Minns was equally upfront on the issue when asked by Roy Masters a couple of weeks ago, refusing to commit to more money for stadiums. Instead he said, what money his government did have for sport would go to grassroots, and not big business sports – precisely as your humble correspondent has been advocating for the past six years.

“NSW Labor has committed to increasing the funding …” Minns told Masters, “to help end the chronic underfunding of community sport in NSW. A November 2022 report from Sport NSW found community sport organisations are still receiving the same level of funding today as they were when Sydney staged the Olympics in 2000 – over two decades ago.”

To be fair to the outgoing government, going into this election campaign then-premier Dominic Perrottet – who, as treasurer, had been the primary voice within the Berejiklian government against the madness of #StadiumSplurge – had also read the writing on the wall and pulled out of building the boutique NRL stadiums, last August. And his sports minister, Alister Henskens, was on board, telling Masters that while the Perrottet government had put a lot of money into sporting infrastructure, “following recent natural disasters and the COVID-19 pandemic, it is appropriate that further investment in stadia is staged.”

Got it?

Penrith are crying out for a new stadium.Credit:Getty Images

Both the Perrottet government and the Minns opposition had said going into this election that the gig was up, that sanity was going to prevail.

And now the NRL clubs say we want a return to insanity?


So, will the new Penrith stadium go ahead?

That remains to be seen. But when the smoke clears, I would judge it unlikely. Putting at least $300 million towards knocking down an existing stadium to provide a new one at taxpayers’ expense for the use of one of the richest pokie palaces in the southern hemisphere was always insane. It only ever made sense, politically, as an attempt to ensure that the erstwhile sports minister Stuart Ayres won his marginal seat of Penrith.

It was effectively, “Vote for me, and we will get a shiny new stadium for the Panthers at the taxpayers’ expense.”

Well, Ayres lost to the ALP’s Karen McKeown who was always upfront that she didn’t agree with the building of the new stadium.

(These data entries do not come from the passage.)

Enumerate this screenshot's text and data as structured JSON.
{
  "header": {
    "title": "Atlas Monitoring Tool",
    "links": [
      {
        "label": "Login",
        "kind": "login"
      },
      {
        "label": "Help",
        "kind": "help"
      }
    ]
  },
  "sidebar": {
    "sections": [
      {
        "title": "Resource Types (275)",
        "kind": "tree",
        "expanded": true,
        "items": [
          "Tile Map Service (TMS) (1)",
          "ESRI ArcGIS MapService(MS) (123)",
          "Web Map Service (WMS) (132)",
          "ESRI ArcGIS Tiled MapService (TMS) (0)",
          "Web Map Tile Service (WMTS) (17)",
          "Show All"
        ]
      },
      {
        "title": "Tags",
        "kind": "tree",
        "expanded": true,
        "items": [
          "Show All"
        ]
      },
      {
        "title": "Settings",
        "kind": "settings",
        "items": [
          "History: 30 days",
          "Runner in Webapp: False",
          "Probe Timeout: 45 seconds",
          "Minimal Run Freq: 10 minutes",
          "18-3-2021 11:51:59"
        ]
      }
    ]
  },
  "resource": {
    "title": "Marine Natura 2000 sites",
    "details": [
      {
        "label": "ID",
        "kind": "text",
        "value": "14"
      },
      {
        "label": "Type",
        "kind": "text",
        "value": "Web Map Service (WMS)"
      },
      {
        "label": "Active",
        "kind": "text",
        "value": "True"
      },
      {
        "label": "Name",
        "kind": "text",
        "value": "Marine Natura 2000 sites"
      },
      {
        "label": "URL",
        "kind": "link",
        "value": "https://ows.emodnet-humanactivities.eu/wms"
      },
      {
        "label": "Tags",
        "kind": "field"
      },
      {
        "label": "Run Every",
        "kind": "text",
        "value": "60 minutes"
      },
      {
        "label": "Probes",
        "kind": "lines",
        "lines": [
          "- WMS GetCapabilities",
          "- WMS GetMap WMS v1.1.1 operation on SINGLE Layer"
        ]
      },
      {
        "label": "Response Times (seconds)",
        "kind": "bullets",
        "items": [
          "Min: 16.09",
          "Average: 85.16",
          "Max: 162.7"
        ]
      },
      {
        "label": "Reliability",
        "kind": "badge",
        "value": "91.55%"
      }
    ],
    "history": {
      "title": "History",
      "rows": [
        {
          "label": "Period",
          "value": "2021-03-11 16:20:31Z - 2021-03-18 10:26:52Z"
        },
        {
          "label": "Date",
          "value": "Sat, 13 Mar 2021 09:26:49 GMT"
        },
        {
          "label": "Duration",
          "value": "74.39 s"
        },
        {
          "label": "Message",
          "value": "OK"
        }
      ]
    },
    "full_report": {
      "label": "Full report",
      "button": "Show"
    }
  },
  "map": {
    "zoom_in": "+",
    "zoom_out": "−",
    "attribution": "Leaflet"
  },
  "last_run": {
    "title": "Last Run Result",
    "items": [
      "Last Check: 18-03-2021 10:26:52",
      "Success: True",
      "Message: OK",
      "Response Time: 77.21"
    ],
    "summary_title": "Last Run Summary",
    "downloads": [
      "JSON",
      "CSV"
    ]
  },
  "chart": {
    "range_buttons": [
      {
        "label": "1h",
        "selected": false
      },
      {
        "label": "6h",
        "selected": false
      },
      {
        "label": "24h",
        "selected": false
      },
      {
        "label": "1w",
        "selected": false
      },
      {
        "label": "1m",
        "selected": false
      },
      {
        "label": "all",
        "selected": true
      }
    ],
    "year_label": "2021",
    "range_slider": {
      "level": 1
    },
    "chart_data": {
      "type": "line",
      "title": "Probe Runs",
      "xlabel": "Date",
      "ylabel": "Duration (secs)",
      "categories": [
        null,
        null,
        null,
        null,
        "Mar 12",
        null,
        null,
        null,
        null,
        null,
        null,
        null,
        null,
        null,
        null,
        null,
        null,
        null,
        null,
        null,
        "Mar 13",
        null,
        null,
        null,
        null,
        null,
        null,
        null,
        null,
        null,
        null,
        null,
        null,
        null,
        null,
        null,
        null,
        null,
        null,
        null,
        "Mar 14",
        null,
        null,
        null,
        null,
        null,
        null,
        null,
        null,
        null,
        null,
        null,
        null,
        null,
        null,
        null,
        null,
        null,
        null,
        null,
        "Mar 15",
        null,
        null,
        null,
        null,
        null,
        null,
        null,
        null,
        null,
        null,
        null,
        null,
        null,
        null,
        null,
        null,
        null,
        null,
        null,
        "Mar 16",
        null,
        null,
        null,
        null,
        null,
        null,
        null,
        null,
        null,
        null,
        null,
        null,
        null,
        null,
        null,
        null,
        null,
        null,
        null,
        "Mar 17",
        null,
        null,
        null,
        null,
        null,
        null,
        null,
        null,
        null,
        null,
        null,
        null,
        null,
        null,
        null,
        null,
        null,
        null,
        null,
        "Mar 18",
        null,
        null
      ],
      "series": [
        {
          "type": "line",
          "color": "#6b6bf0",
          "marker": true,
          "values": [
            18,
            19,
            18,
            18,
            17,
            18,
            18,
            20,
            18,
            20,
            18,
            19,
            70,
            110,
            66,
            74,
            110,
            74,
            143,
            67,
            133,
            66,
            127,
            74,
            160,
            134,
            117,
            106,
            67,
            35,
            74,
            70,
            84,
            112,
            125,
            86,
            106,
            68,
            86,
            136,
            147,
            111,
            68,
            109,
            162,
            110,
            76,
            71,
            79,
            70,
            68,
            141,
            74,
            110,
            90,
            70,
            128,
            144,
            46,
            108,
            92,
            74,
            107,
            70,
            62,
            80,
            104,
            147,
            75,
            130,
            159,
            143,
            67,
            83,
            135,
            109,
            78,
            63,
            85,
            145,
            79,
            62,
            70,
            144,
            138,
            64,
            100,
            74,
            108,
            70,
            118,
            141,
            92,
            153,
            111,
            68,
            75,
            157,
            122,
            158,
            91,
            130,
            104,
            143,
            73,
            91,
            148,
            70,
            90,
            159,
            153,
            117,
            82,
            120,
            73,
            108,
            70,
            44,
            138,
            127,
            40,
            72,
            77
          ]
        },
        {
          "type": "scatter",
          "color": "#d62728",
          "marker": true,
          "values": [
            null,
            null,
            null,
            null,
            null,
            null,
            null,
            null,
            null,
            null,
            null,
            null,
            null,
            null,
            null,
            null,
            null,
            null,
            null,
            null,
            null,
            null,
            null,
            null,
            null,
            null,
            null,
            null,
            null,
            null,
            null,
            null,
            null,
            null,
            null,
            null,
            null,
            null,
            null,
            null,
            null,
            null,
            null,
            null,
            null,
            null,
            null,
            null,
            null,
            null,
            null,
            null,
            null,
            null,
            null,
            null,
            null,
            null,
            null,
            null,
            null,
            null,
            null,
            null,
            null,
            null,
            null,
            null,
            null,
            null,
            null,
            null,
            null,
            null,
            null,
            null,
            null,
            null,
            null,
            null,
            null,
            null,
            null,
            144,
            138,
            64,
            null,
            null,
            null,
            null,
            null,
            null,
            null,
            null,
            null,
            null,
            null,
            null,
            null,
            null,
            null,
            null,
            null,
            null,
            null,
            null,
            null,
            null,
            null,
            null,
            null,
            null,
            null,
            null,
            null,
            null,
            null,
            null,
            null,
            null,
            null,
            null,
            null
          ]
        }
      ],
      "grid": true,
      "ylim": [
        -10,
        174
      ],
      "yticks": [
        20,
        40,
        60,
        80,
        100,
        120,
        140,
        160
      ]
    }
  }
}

And she won, handsomely.

So what is the remaining case for building the Penrith stadium?

There may be a legal one, depending on where the contracts are up to, but there certainly isn’t a moral or political one.

Against all this, the NRL clubs will scream long and loud, closely followed by thunderous editorials in the supportive press, with lots of fist-shaking thrown in for free. There will be the usual threats to take the NRL grand final to Brisbane.

But all of that squealing is just an amusing bonus. It will change nowt.

The game has changed. There is a new government who came to power in part because of widespread public disgust over pork-barrelling. I would maintain that dropping hundreds of millions on a new stadium at Penrith – because, as I’ve also noted, the figure will certainly blow out – is precisely that, but don’t get me started.
In any case, what I think and what you think from this point doesn’t really count.

It was what the people of NSW thought on Saturday that is operative here, and they voted in a new government that had come in on a specific promise of no more stadium splurge.

They will keep to that, and will be bloody well held to account if they don’t.

News, results and expert analysis from the weekend of sport sent every Monday. Sign up for our Sport newsletter.

Most Viewed in Sport

From our partners

Source: Read Full Article